::: EXERCISE DATA

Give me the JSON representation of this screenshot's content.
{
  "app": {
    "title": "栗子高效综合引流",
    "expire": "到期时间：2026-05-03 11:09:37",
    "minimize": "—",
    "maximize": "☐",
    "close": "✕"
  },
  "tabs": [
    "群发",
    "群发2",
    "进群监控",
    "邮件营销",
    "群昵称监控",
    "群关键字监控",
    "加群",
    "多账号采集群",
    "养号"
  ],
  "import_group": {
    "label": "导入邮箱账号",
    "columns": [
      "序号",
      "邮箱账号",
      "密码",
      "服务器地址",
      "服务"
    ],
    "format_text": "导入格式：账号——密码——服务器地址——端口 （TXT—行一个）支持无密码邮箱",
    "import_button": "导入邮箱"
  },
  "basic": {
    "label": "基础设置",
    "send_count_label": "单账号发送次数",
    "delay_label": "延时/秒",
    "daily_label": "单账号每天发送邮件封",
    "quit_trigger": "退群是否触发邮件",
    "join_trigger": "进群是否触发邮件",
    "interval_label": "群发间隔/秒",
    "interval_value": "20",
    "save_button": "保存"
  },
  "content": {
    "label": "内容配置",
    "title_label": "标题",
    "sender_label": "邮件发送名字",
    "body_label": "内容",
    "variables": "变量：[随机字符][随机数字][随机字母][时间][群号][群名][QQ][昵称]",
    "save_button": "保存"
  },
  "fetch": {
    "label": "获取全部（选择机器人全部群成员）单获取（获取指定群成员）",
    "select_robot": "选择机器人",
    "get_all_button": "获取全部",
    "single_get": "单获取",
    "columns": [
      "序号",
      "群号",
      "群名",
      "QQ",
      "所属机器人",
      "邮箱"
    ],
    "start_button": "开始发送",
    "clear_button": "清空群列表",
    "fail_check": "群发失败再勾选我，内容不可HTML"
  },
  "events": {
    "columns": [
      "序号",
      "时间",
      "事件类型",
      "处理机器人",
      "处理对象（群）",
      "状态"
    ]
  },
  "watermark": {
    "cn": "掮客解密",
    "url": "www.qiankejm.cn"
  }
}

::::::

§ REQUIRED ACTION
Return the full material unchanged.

§ TASK ANSWER
Give me the JSON representation of this screenshot's content.
{
  "app": {
    "title": "栗子高效综合引流",
    "expire": "到期时间：2026-05-03 11:09:37",
    "minimize": "—",
    "maximize": "☐",
    "close": "✕"
  },
  "tabs": [
    "群发",
    "群发2",
    "进群监控",
    "邮件营销",
    "群昵称监控",
    "群关键字监控",
    "加群",
    "多账号采集群",
    "养号"
  ],
  "import_group": {
    "label": "导入邮箱账号",
    "columns": [
      "序号",
      "邮箱账号",
      "密码",
      "服务器地址",
      "服务"
    ],
    "format_text": "导入格式：账号——密码——服务器地址——端口 （TXT—行一个）支持无密码邮箱",
    "import_button": "导入邮箱"
  },
  "basic": {
    "label": "基础设置",
    "send_count_label": "单账号发送次数",
    "delay_label": "延时/秒",
    "daily_label": "单账号每天发送邮件封",
    "quit_trigger": "退群是否触发邮件",
    "join_trigger": "进群是否触发邮件",
    "interval_label": "群发间隔/秒",
    "interval_value": "20",
    "save_button": "保存"
  },
  "content": {
    "label": "内容配置",
    "title_label": "标题",
    "sender_label": "邮件发送名字",
    "body_label": "内容",
    "variables": "变量：[随机字符][随机数字][随机字母][时间][群号][群名][QQ][昵称]",
    "save_button": "保存"
  },
  "fetch": {
    "label": "获取全部（选择机器人全部群成员）单获取（获取指定群成员）",
    "select_robot": "选择机器人",
    "get_all_button": "获取全部",
    "single_get": "单获取",
    "columns": [
      "序号",
      "群号",
      "群名",
      "QQ",
      "所属机器人",
      "邮箱"
    ],
    "start_button": "开始发送",
    "clear_button": "清空群列表",
    "fail_check": "群发失败再勾选我，内容不可HTML"
  },
  "events": {
    "columns": [
      "序号",
      "时间",
      "事件类型",
      "处理机器人",
      "处理对象（群）",
      "状态"
    ]
  },
  "watermark": {
    "cn": "掮客解密",
    "url": "www.qiankejm.cn"
  }
}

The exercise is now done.